Would you set down the complete data below, exactly as shown?

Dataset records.
——————

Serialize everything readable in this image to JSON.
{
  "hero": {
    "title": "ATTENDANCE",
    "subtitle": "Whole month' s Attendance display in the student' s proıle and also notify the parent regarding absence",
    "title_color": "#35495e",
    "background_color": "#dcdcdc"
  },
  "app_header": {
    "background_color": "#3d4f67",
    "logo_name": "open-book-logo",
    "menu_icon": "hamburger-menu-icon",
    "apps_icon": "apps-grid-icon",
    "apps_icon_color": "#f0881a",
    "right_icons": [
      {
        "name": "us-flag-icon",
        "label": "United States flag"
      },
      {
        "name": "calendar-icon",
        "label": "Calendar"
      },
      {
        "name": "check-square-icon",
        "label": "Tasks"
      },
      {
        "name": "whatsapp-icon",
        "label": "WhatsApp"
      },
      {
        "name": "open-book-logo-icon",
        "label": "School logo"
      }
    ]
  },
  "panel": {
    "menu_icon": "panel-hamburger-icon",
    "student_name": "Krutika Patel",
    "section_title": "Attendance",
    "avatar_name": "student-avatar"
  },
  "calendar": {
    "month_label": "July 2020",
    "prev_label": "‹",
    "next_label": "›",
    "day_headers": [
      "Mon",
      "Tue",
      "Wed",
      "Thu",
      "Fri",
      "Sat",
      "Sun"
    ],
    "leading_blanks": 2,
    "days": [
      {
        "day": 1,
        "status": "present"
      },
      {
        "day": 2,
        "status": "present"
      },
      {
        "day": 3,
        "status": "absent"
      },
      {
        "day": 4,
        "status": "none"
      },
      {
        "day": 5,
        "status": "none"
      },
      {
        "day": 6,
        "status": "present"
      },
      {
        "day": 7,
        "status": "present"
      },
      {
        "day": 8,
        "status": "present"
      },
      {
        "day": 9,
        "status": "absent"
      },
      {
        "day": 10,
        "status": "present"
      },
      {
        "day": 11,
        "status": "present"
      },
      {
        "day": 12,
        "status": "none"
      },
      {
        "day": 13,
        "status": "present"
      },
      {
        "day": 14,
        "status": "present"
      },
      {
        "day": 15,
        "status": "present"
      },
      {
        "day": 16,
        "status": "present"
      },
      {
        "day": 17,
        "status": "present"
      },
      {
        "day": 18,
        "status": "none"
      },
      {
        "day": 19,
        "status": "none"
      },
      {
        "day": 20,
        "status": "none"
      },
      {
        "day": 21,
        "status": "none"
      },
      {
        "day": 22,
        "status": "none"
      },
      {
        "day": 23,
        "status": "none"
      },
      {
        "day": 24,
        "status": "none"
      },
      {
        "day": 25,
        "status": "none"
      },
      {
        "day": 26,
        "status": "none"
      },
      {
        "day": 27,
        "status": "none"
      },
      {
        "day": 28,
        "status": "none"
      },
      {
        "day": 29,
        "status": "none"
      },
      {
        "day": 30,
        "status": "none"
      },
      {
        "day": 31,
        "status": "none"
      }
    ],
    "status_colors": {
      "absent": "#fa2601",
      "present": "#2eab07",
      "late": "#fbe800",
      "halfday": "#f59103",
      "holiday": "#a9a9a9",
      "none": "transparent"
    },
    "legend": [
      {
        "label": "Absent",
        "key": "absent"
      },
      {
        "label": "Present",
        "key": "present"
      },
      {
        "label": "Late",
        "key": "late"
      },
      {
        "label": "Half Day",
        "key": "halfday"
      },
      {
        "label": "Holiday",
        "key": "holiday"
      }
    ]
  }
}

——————

Answer to the problem.
Serialize everything readable in this image to JSON.
{
  "hero": {
    "title": "ATTENDANCE",
    "subtitle": "Whole month' s Attendance display in the student' s proıle and also notify the parent regarding absence",
    "title_color": "#35495e",
    "background_color": "#dcdcdc"
  },
  "app_header": {
    "background_color": "#3d4f67",
    "logo_name": "open-book-logo",
    "menu_icon": "hamburger-menu-icon",
    "apps_icon": "apps-grid-icon",
    "apps_icon_color": "#f0881a",
    "right_icons": [
      {
        "name": "us-flag-icon",
        "label": "United States flag"
      },
      {
        "name": "calendar-icon",
        "label": "Calendar"
      },
      {
        "name": "check-square-icon",
        "label": "Tasks"
      },
      {
        "name": "whatsapp-icon",
        "label": "WhatsApp"
      },
      {
        "name": "open-book-logo-icon",
        "label": "School logo"
      }
    ]
  },
  "panel": {
    "menu_icon": "panel-hamburger-icon",
    "student_name": "Krutika Patel",
    "section_title": "Attendance",
    "avatar_name": "student-avatar"
  },
  "calendar": {
    "month_label": "July 2020",
    "prev_label": "‹",
    "next_label": "›",
    "day_headers": [
      "Mon",
      "Tue",
      "Wed",
      "Thu",
      "Fri",
      "Sat",
      "Sun"
    ],
    "leading_blanks": 2,
    "days": [
      {
        "day": 1,
        "status": "present"
      },
      {
        "day": 2,
        "status": "present"
      },
      {
        "day": 3,
        "status": "absent"
      },
      {
        "day": 4,
        "status": "none"
      },
      {
        "day": 5,
        "status": "none"
      },
      {
        "day": 6,
        "status": "present"
      },
      {
        "day": 7,
        "status": "present"
      },
      {
        "day": 8,
        "status": "present"
      },
      {
        "day": 9,
        "status": "absent"
      },
      {
        "day": 10,
        "status": "present"
      },
      {
        "day": 11,
        "status": "present"
      },
      {
        "day": 12,
        "status": "none"
      },
      {
        "day": 13,
        "status": "present"
      },
      {
        "day": 14,
        "status": "present"
      },
      {
        "day": 15,
        "status": "present"
      },
      {
        "day": 16,
        "status": "present"
      },
      {
        "day": 17,
        "status": "present"
      },
      {
        "day": 18,
        "status": "none"
      },
      {
        "day": 19,
        "status": "none"
      },
      {
        "day": 20,
        "status": "none"
      },
      {
        "day": 21,
        "status": "none"
      },
      {
        "day": 22,
        "status": "none"
      },
      {
        "day": 23,
        "status": "none"
      },
      {
        "day": 24,
        "status": "none"
      },
      {
        "day": 25,
        "status": "none"
      },
      {
        "day": 26,
        "status": "none"
      },
      {
        "day": 27,
        "status": "none"
      },
      {
        "day": 28,
        "status": "none"
      },
      {
        "day": 29,
        "status": "none"
      },
      {
        "day": 30,
        "status": "none"
      },
      {
        "day": 31,
        "status": "none"
      }
    ],
    "status_colors": {
      "absent": "#fa2601",
      "present": "#2eab07",
      "late": "#fbe800",
      "halfday": "#f59103",
      "holiday": "#a9a9a9",
      "none": "transparent"
    },
    "legend": [
      {
        "label": "Absent",
        "key": "absent"
      },
      {
        "label": "Present",
        "key": "present"
      },
      {
        "label": "Late",
        "key": "late"
      },
      {
        "label": "Half Day",
        "key": "halfday"
      },
      {
        "label": "Holiday",
        "key": "holiday"
      }
    ]
  }
}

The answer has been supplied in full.